“The IndyCar website had a really nice offering, so this is an unfortunate blow,” said Mike Mooney, a Bloomington resident and longtime IndyCar fan.
Versus is planning its own online content, including streaming video from cameras placed inside the cars of Will Power and Ryan Briscoe, during 10 races this season.
But content shown on Versus’ TV broadcasts will not be replicated online, Versus officials said. The season begins March 27 in St. Petersburg, Fla., and Versus’ first broadcast is April 10 in Birmingham, Ala.
Fans who don’t have a cable package that includes Versus have been especially vocal about the change.
Versus reaches about 74 million households, according to New York-based Nielsen Media Research. It is not as ubiquitous as ESPN, which reaches nearly 100 million households.
The stipulation that Versus could force the series to drop its online streaming has always been part of the contract, but Versus officials told IBJ that this year they insisted series officials drop the feature from their website “to push all possible eyeballs” to the cable channel.
“I understand their goal,” said IndyCar Series CEO Randy Bernard. “It’s to get the ratings up. That’s everyone’s goal.”
Mooney called the move “short-sighted.”
“If they’re concerned with building a fan base for the series, taking away these online features isn’t the way to do it,” Mooney said.
IndyCar officials said they are looking into the possibility of offering online streamed content after the events have occurred, but have not yet worked that deal out.
Ever since Comcast Cable, which owns Versus, bought controlling interest in NBC in late 2009, there has been a major push to grow Versus to a size that would rival TV sports powerhouse ESPN.
“There’s been a very vocal segment of IndyCar fans who feel something has been taken away from them,” said Tim Frost, president of Frost Motorsports, a Chicago-based motorsports business consultancy. “But for Versus and its parent company, this is just a matter of trying to grow their return on investment.”
Though Versus officials declined to say how much they pay the IndyCar Series for its broadcast rights, sources familiar with the deal said the cable channel pays the series $4 million annually to air 12 races.

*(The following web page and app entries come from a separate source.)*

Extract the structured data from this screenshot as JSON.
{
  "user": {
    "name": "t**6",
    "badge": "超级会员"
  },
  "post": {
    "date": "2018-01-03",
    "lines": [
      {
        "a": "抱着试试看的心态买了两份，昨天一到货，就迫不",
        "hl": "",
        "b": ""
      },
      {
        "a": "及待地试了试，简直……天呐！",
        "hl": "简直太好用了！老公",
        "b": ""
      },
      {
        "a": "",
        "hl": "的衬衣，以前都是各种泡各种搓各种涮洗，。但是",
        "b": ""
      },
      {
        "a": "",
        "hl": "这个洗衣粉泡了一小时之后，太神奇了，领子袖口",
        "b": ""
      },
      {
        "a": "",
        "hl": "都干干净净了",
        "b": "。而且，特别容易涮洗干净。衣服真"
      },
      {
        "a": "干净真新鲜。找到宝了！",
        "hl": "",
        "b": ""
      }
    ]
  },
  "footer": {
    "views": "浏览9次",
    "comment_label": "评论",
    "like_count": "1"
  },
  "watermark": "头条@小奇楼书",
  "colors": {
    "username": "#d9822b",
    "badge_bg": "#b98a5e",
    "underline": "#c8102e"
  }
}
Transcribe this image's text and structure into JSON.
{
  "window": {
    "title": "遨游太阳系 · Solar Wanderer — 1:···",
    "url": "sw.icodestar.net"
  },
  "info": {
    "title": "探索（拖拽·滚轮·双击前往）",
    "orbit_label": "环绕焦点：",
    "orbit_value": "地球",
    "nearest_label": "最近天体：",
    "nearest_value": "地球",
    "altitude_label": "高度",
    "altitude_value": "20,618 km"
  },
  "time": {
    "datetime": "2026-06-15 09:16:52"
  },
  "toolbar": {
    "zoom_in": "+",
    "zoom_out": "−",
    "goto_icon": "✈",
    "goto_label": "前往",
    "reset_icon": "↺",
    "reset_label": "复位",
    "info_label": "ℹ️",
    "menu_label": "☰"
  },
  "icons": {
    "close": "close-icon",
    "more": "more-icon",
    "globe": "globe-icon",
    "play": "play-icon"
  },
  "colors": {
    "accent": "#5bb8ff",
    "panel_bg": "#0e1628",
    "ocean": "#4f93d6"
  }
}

ABC/ESPN pays another $6 million to air the Indianapolis 500 and a handful of other races.
While sources within the series voiced frustration over Versus’ decision, they said pushback from IndyCar has been muted because of all that Versus is doing for the series.
This year, Versus is expanding race-day coverage from three to five hours, including coverage of up-and-coming drivers in the Indy Lights Series. Versus also added a one-hour, in-studio show to run during each week of the season, and will air a total of 140 hours of IndyCar programming this season, a huge leap from the series’ former coverage on ESPN.
Mooney suggests that Versus pick up the online features they forced IndyCar to drop from its website. The series not only streamed practice and qualifications, but live race broadcasts, including in-car camera shots from up to five cars with live timing and scoring features.
Without those features, Mooney said Versus and the IndyCar series risk alienating an upcoming generations of fans.
“I have an 11-year-old son that watches everything—past races, live races, quals and practices—on his Ipod touch and/or the computer,” Mooney said. “He’s a huge fan and the ability to watch on the Internet is a primary reason for that.”•